Caffeine is a widely used, legal psychoactive drug, commonly ingested during pregnancy in tea, coffee, cola, and energy drinks. Caffeine concentrations in the fetus are similar to maternal levels as caffeine readily crosses the placenta. This chapter reviews data indicating that fetal caffeine exposure during pregnancy can potentially affect brain development, predominantly through its ability to antagonize adenosine receptors. Most of the available data are derived from animal experimentation and there are little data concerning the neurodevelopmental effects of caffeine in humans. The findings of experimental studies are often conflicting due to differences in species, the degree of caffeine exposure, developmental stage of the brain at exposure, age at assessment, and the brain region investigated.

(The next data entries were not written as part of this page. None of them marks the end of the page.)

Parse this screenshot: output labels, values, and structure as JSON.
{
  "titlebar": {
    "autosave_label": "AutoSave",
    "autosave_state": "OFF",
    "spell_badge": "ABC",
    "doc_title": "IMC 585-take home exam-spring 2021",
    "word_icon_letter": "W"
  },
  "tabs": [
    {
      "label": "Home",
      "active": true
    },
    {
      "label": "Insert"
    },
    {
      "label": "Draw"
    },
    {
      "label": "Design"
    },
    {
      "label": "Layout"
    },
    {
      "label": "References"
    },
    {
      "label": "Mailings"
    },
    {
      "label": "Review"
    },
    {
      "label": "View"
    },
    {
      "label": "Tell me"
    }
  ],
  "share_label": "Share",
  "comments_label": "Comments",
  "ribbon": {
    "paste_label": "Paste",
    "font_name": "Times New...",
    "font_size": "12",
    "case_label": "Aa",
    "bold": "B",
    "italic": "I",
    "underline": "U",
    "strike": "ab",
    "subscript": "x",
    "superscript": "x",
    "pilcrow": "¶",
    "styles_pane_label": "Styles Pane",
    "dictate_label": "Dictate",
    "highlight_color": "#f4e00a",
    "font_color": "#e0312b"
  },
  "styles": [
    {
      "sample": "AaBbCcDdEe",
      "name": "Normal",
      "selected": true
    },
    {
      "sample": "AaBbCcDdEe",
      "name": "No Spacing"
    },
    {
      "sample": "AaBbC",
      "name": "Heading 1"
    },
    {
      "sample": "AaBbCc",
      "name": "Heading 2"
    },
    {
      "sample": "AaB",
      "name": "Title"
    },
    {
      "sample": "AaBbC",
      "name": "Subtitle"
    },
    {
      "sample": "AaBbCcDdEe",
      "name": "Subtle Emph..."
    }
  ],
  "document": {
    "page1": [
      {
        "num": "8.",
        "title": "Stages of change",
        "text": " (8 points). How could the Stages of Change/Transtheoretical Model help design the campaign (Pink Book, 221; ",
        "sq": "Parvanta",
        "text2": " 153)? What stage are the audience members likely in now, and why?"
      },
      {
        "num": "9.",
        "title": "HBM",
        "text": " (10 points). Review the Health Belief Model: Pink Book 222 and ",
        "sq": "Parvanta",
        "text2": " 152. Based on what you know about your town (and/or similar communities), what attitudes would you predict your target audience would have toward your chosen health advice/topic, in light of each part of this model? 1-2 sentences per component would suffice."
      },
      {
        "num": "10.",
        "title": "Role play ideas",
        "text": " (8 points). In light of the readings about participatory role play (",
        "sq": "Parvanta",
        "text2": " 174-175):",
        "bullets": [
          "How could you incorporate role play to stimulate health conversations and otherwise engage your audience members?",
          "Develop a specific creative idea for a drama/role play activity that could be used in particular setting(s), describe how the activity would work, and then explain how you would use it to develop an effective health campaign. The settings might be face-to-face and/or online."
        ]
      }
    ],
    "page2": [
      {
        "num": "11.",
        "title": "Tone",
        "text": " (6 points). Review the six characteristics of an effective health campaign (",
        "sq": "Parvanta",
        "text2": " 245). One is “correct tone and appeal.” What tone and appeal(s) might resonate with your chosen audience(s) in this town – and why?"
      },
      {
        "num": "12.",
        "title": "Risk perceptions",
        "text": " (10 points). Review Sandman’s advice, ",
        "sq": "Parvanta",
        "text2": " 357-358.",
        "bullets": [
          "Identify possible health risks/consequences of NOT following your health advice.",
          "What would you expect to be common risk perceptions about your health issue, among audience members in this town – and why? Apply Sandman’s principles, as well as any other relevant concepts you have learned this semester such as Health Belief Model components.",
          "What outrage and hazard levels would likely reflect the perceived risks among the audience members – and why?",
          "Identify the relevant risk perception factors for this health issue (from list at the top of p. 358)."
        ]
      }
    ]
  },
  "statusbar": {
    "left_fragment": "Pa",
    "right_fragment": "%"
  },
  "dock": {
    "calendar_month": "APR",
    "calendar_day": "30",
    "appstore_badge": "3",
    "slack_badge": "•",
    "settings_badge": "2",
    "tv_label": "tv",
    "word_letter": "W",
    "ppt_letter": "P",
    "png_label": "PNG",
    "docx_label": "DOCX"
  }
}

However, there is now sufficient evidence to suggest that caffeine use during pregnancy, especially prolonged, high levels of exposure, can alter fetal brain development and may contribute to adverse long-term neurodevelopmental outcomes.
|Title of host publication||General Processes and Mechanisms, Prescription Medications, Caffeine and Areca, Polydrug Misuse, Emerging Addictions and Non-Drug Addictions|
|Number of pages||9|
|Publication status||Published - 13 May 2016|